2/06/09--In recognition of the popularity of a workshop he has developed for environmental law science and policy students, Oxford University conferred upon Boston College Law School Professor David A. Wirth the title of visiting professor of Geography last semester. This formal affiliation with the historic English university, which lasts until October 2013, ensures that Wirth will be able to build upon a mentoring relationship he has forged in recent years with the students and faculty at the Centre for the Environment at Oxford.

Drawing on his experiences as a member of the Council on Foreign Relations and as a former senior attorney at the National Resources Defense Council, Wirth has every year since 2003 visited the Centre in order to run a rigorous, two-day workshop, including a simulated multilateral negotiation for students pursuing an MSc in Nature, Society and Environmental Policy.

"[Wirth's] commitment to our MSc programs has allowed us to develop a truly global perspective on environmental policy and regulation," said Gordon Clark, Halford Mackinder Professor of Geography at the School of Geography and the Environment at Oxford University. "We greatly admire his ability to combine the realities of international negotiation with a deep understanding of the science of the environment."

"It has been exciting for me to engage with students in this simulation each year," said Wirth. "The quality of the students' work rivals what I've seen at [United Nations] Security Council."

Students come from all over the world to take part in the Nature, Society, and Environmental Policy graduate program. The twenty-eight students in the most recent graduating class hailed from fourteen different countries. Alums of MSc program that participated in Wirth's simulation include Ian Bowles, now the secretary of energy and environmental affairs for the Commonwealth of Massachusetts with whom Wirth co-taught the seminar for several years.

Most students taking part in the simulation act as representatives of a participating nation's delegation. These delegations must form a consensus on international requirements for the trade of toxic pesticides and chemicals that kill thousands of people in the developing world every year. Wirth serves as an impartial chairman, and a handful of students act as "nongovernmental observers" - representatives of nonprofits, chemical companies, and trade associations with the same rights to speak from the floor as the national delegations.

Wirth in recent years has begun leading the simulation for his environmental law students at BC Law as well.
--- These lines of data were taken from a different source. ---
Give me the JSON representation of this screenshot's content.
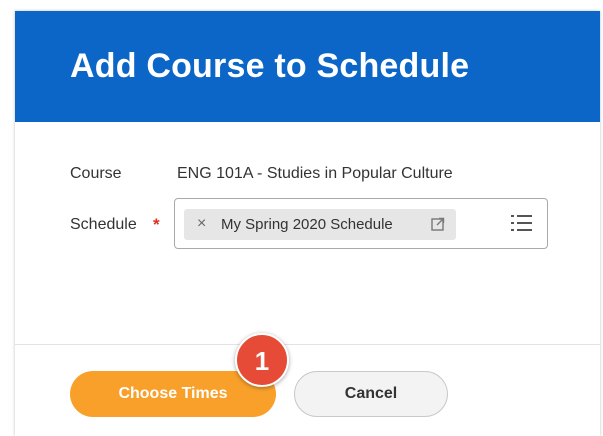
{
  "dialog": {
    "title": "Add Course to Schedule"
  },
  "form": {
    "course_label": "Course",
    "course_value": "ENG 101A - Studies in Popular Culture",
    "schedule_label": "Schedule",
    "required_marker": "*",
    "schedule_selected": {
      "remove_glyph": "×",
      "text": "My Spring 2020 Schedule",
      "icon": "external-link-icon"
    },
    "prompt_icon": "list-icon"
  },
  "footer": {
    "primary_label": "Choose Times",
    "secondary_label": "Cancel"
  },
  "annotation": {
    "step_number": "1"
  },
  "colors": {
    "header": "#0b66c7",
    "primary_button": "#f8a02a",
    "required": "#de2f22",
    "badge": "#e54b36"
  }
}
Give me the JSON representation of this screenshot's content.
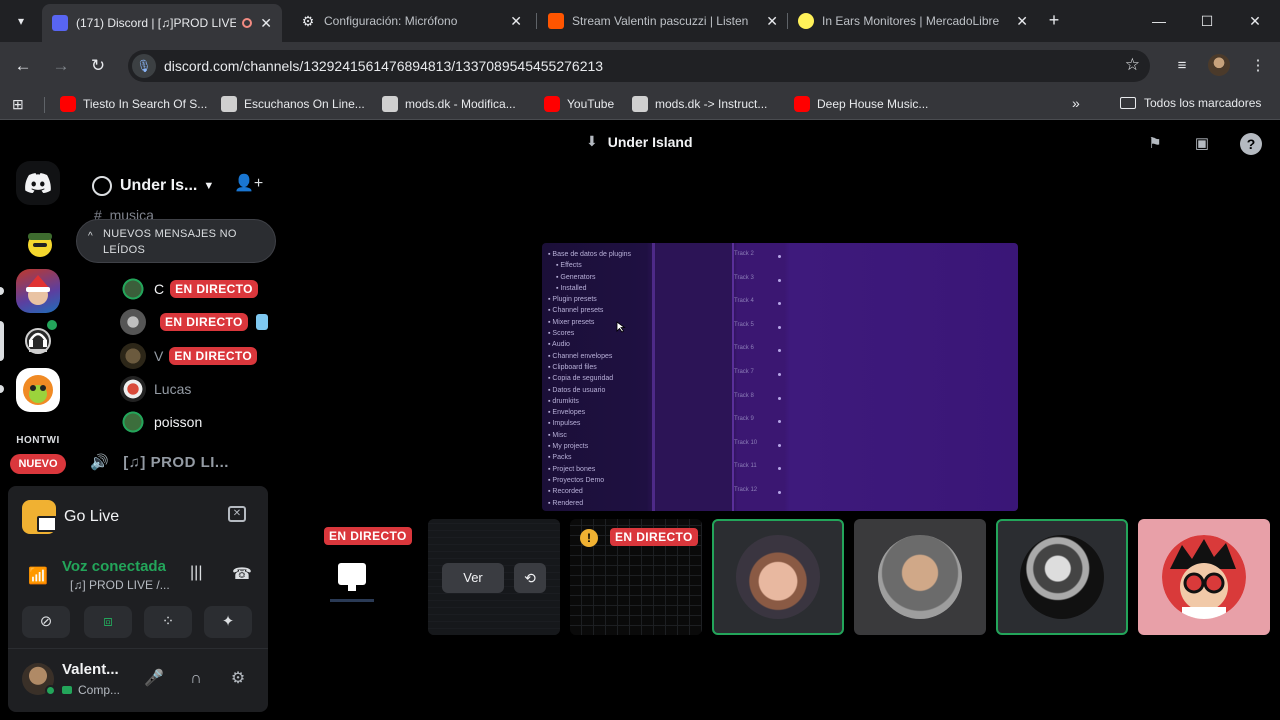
{
  "browser": {
    "tabs": [
      {
        "title": "(171) Discord | [♫]PROD LIVE",
        "active": true,
        "favicon_color": "#5865f2"
      },
      {
        "title": "Configuración: Micrófono",
        "active": false,
        "favicon_color": "#9aa0a6"
      },
      {
        "title": "Stream Valentin pascuzzi | Listen",
        "active": false,
        "favicon_color": "#ff5500"
      },
      {
        "title": "In Ears Monitores | MercadoLibre",
        "active": false,
        "favicon_color": "#fff159"
      }
    ],
    "url": "discord.com/channels/1329241561476894813/1337089545455276213",
    "bookmarks": [
      {
        "label": "Tiesto In Search Of S...",
        "icon": "youtube-icon",
        "color": "#ff0000"
      },
      {
        "label": "Escuchanos On Line...",
        "icon": "site-icon",
        "color": "#cfcfcf"
      },
      {
        "label": "mods.dk - Modifica...",
        "icon": "mods-icon",
        "color": "#d0d0d0"
      },
      {
        "label": "YouTube",
        "icon": "youtube-icon",
        "color": "#ff0000"
      },
      {
        "label": "mods.dk -> Instruct...",
        "icon": "mods-icon",
        "color": "#d0d0d0"
      },
      {
        "label": "Deep House Music...",
        "icon": "youtube-icon",
        "color": "#ff0000"
      }
    ],
    "bookmarks_folder": "Todos los marcadores"
  },
  "guilds": {
    "text_label": "HONTWI",
    "new_badge": "NUEVO"
  },
  "server": {
    "name": "Under Is...",
    "channel_hash_text": "musica",
    "unread_banner": "NUEVOS MENSAJES NO LEÍDOS",
    "voice_users": [
      {
        "name": "C",
        "live": true,
        "live_label": "EN DIRECTO",
        "highlight": true
      },
      {
        "name": "",
        "live": true,
        "live_label": "EN DIRECTO",
        "highlight": false
      },
      {
        "name": "V",
        "live": true,
        "live_label": "EN DIRECTO",
        "highlight": false
      },
      {
        "name": "Lucas",
        "live": false,
        "live_label": "",
        "highlight": false
      },
      {
        "name": "poisson",
        "live": false,
        "live_label": "",
        "highlight": true
      }
    ],
    "voice_channel": "[♫] PROD LI..."
  },
  "panel": {
    "go_live": "Go Live",
    "voice_status": "Voz conectada",
    "voice_channel": "[♫] PROD LIVE /...",
    "user_name": "Valent...",
    "user_status": "Comp..."
  },
  "stage": {
    "title": "Under Island",
    "daw_items": [
      "Base de datos de plugins",
      "Effects",
      "Generators",
      "Installed",
      "Plugin presets",
      "Channel presets",
      "Mixer presets",
      "Scores",
      "Audio",
      "Channel envelopes",
      "Clipboard files",
      "Copia de seguridad",
      "Datos de usuario",
      "drumkits",
      "Envelopes",
      "Impulses",
      "Misc",
      "My projects",
      "Packs",
      "Project bones",
      "Proyectos Demo",
      "Recorded",
      "Rendered"
    ],
    "daw_tracks": [
      "Track 2",
      "Track 3",
      "Track 4",
      "Track 5",
      "Track 6",
      "Track 7",
      "Track 8",
      "Track 9",
      "Track 10",
      "Track 11",
      "Track 12"
    ],
    "tile_live_label": "EN DIRECTO",
    "watch_label": "Ver"
  },
  "colors": {
    "accent_green": "#23a55a",
    "live_red": "#da373c",
    "blurple": "#5865f2"
  }
}
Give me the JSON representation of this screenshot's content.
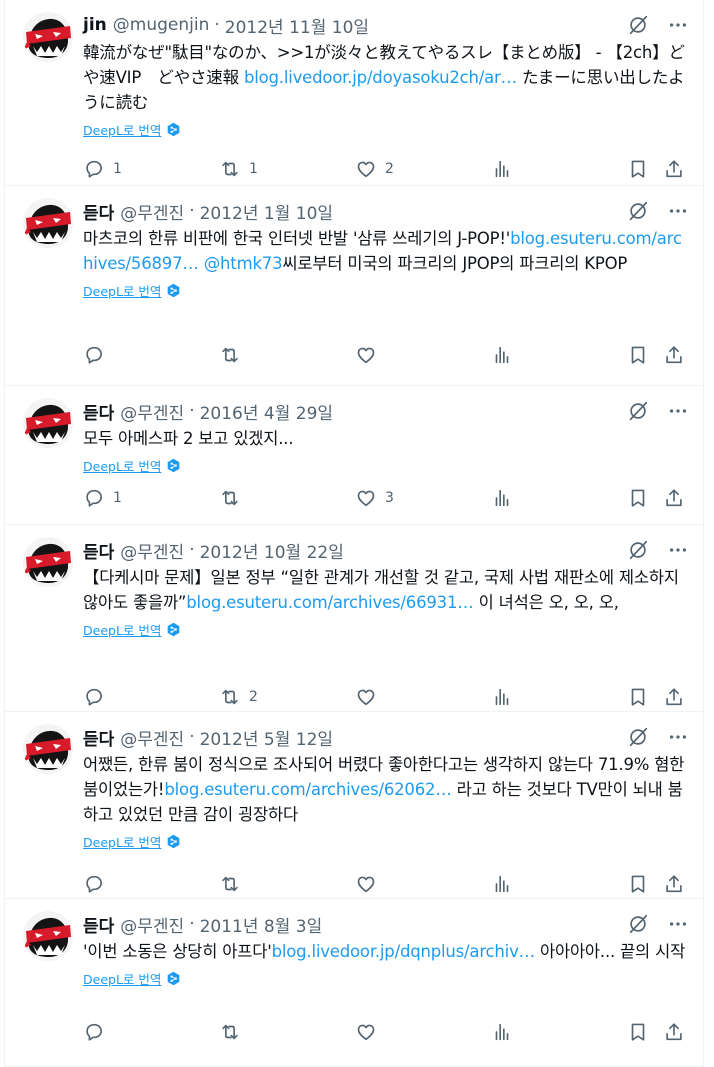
{
  "translate_label": "DeepL로 번역",
  "tweets": [
    {
      "name": "jin",
      "handle": "@mugenjin",
      "date": "2012년 11월 10일",
      "text_parts": [
        "韓流がなぜ\"駄目\"なのか、>>1が淡々と教えてやるスレ【まとめ版】 - 【2ch】どや速VIP　どやさ速報 ",
        "blog.livedoor.jp/doyasoku2ch/ar…",
        "  たまーに思い出したように読む"
      ],
      "replies": "1",
      "retweets": "1",
      "likes": "2"
    },
    {
      "name": "듣다",
      "handle": "@무겐진",
      "date": "2012년 1월 10일",
      "text_parts": [
        "마츠코의 한류 비판에 한국 인터넷 반발 '삼류 쓰레기의 J-POP!'",
        "blog.esuteru.com/archives/56897…",
        " ",
        "@htmk73",
        "씨로부터 미국의 파크리의 JPOP의 파크리의 KPOP"
      ],
      "replies": "",
      "retweets": "",
      "likes": ""
    },
    {
      "name": "듣다",
      "handle": "@무겐진",
      "date": "2016년 4월 29일",
      "text_parts": [
        "모두 아메스파 2 보고 있겠지..."
      ],
      "replies": "1",
      "retweets": "",
      "likes": "3"
    },
    {
      "name": "듣다",
      "handle": "@무겐진",
      "date": "2012년 10월 22일",
      "text_parts": [
        "【다케시마 문제】일본 정부 “일한 관계가 개선할 것 같고, 국제 사법 재판소에 제소하지 않아도 좋을까”",
        "blog.esuteru.com/archives/66931…",
        "          이 녀석은 오, 오, 오,"
      ],
      "replies": "",
      "retweets": "2",
      "likes": ""
    },
    {
      "name": "듣다",
      "handle": "@무겐진",
      "date": "2012년 5월 12일",
      "text_parts": [
        "어쨌든, 한류 붐이 정식으로 조사되어 버렸다 좋아한다고는 생각하지 않는다 71.9% 혐한 붐이었는가!",
        "blog.esuteru.com/archives/62062…",
        "    라고 하는 것보다 TV만이 뇌내 붐 하고 있었던 만큼 감이 굉장하다"
      ],
      "replies": "",
      "retweets": "",
      "likes": ""
    },
    {
      "name": "듣다",
      "handle": "@무겐진",
      "date": "2011년 8월 3일",
      "text_parts": [
        "'이번 소동은 상당히 아프다'",
        "blog.livedoor.jp/dqnplus/archiv…",
        "    아아아아... 끝의 시작"
      ],
      "replies": "",
      "retweets": "",
      "likes": ""
    }
  ]
}
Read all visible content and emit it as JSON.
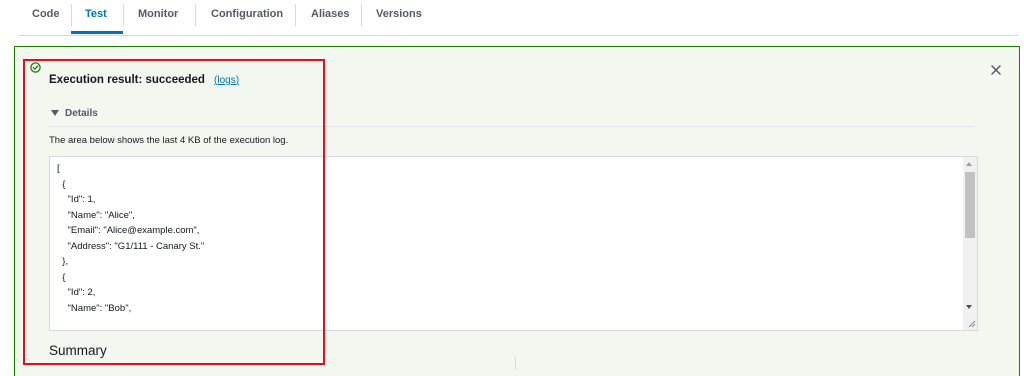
{
  "tabs": [
    {
      "label": "Code",
      "active": false
    },
    {
      "label": "Test",
      "active": true
    },
    {
      "label": "Monitor",
      "active": false
    },
    {
      "label": "Configuration",
      "active": false
    },
    {
      "label": "Aliases",
      "active": false
    },
    {
      "label": "Versions",
      "active": false
    }
  ],
  "result": {
    "title": "Execution result: succeeded",
    "logs_link": "logs",
    "status_icon": "check-circle-icon",
    "status_color": "#1d8102",
    "close_icon": "close-icon"
  },
  "details": {
    "toggle_label": "Details",
    "description": "The area below shows the last 4 KB of the execution log.",
    "log_lines": [
      "[",
      "  {",
      "    \"Id\": 1,",
      "    \"Name\": \"Alice\",",
      "    \"Email\": \"Alice@example.com\",",
      "    \"Address\": \"G1/111 - Canary St.\"",
      "  },",
      "  {",
      "    \"Id\": 2,",
      "    \"Name\": \"Bob\","
    ]
  },
  "summary": {
    "heading": "Summary"
  },
  "colors": {
    "accent": "#0073bb",
    "success": "#1d8102",
    "highlight": "#e0101f"
  }
}
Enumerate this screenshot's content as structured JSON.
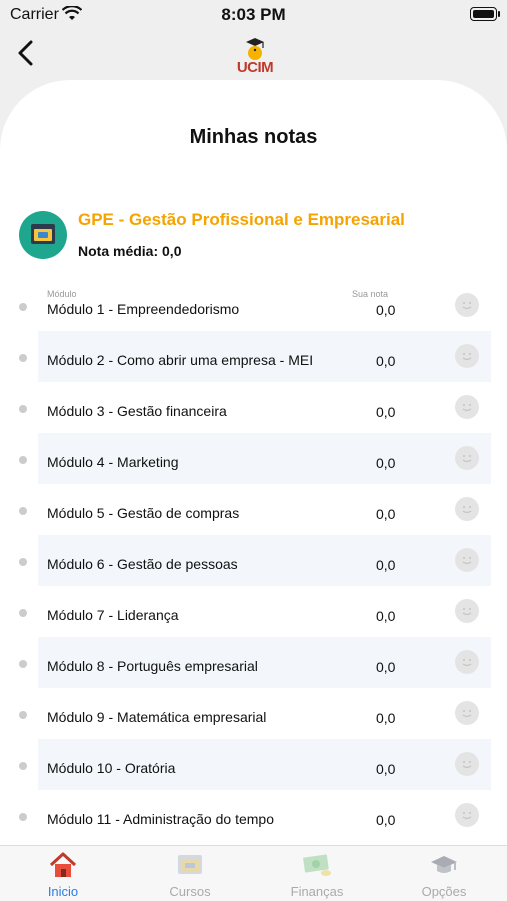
{
  "status_bar": {
    "carrier": "Carrier",
    "time": "8:03 PM"
  },
  "header": {
    "logo_text": "UCIM"
  },
  "page": {
    "title": "Minhas notas"
  },
  "course": {
    "name": "GPE - Gestão Profissional e Empresarial",
    "average": "Nota média: 0,0"
  },
  "columns": {
    "module": "Módulo",
    "grade": "Sua nota"
  },
  "modules": [
    {
      "label": "Módulo 1 - Empreendedorismo",
      "grade": "0,0"
    },
    {
      "label": "Módulo 2 - Como abrir uma empresa  - MEI",
      "grade": "0,0"
    },
    {
      "label": "Módulo 3 - Gestão financeira",
      "grade": "0,0"
    },
    {
      "label": "Módulo 4 - Marketing",
      "grade": "0,0"
    },
    {
      "label": "Módulo 5 - Gestão de compras",
      "grade": "0,0"
    },
    {
      "label": "Módulo 6 - Gestão de pessoas",
      "grade": "0,0"
    },
    {
      "label": "Módulo 7 - Liderança",
      "grade": "0,0"
    },
    {
      "label": "Módulo 8 - Português empresarial",
      "grade": "0,0"
    },
    {
      "label": "Módulo 9 - Matemática empresarial",
      "grade": "0,0"
    },
    {
      "label": "Módulo 10 - Oratória",
      "grade": "0,0"
    },
    {
      "label": "Módulo 11 - Administração do tempo",
      "grade": "0,0"
    }
  ],
  "tabs": [
    {
      "label": "Inicio",
      "icon": "home-icon",
      "active": true
    },
    {
      "label": "Cursos",
      "icon": "course-icon",
      "active": false
    },
    {
      "label": "Finanças",
      "icon": "money-icon",
      "active": false
    },
    {
      "label": "Opções",
      "icon": "graduation-cap-icon",
      "active": false
    }
  ],
  "colors": {
    "accent": "#f5a300",
    "tab_active": "#2a7de1",
    "course_icon_bg": "#1ea68f",
    "row_alt": "#f3f7fb"
  }
}
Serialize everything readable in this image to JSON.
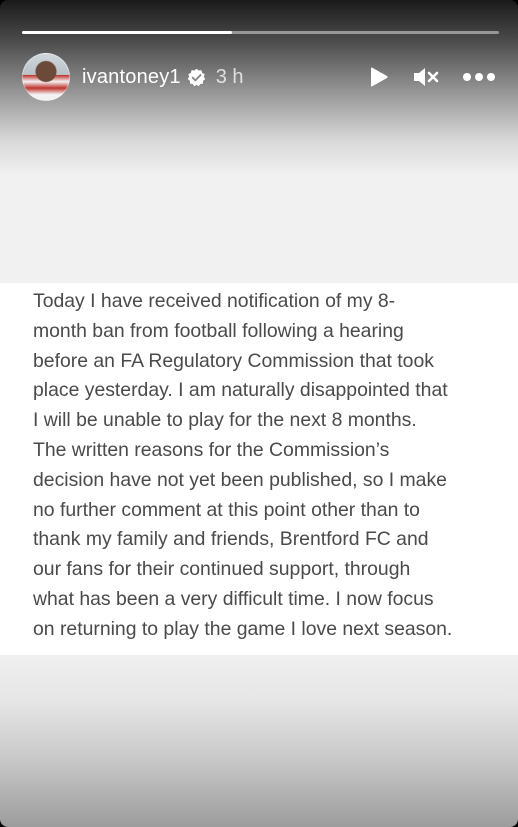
{
  "story": {
    "progress_percent": 44,
    "username": "ivantoney1",
    "verified": true,
    "time_ago": "3 h",
    "icons": {
      "avatar": "profile-photo",
      "verified": "verified-badge-icon",
      "play": "play-icon",
      "mute": "muted-speaker-icon",
      "more": "more-options-icon"
    }
  },
  "post": {
    "text": "Today I have received notification of my 8-\nmonth ban from football following a hearing\nbefore an FA Regulatory Commission that took\nplace yesterday. I am naturally disappointed that\nI will be unable to play for the next 8 months.\nThe written reasons for the Commission’s\ndecision have not yet been published, so I make\nno further comment at this point other than to\nthank my family and friends, Brentford FC and\nour fans for their continued support, through\nwhat has been a very difficult time. I now focus\non returning to play the game I love next season."
  }
}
One of those students was Matthew Hoisington, Law 2009, who has taken three of Wirth's classes: International Law, US Foreign Relations, and Trade and the Environment. "[The simulation] was very indicative of the difficulty in negotiating an international agreement," he said. "Professor Wirth does a great job of setting up the different facts given to each participant - i.e. making sure that they are sufficiently polarizing."

Hoisington worked at the United Nations Headquarters last summer and said he was struck by a similarity between how deals were ironed out there and how a compromise was reached in Wirth’s negotiation.

In Wirth's simulation, "students were able to see the difficulty of negotiating in a formal setting compared to the relative ease of hashing out solutions during the so-called coffee breaks that Prof. Wirth suggested we take," said Hoisington. Similarly, at the UN, "most of the substantive negotiations took place in the small room that adjoins the Security Council chamber, outside the eye of the camera," he said.

Wirth next plans to run the simulation at BC Law in Spring 2009 for the new 1L course in globalization and this coming spring for Oxford's graduate students.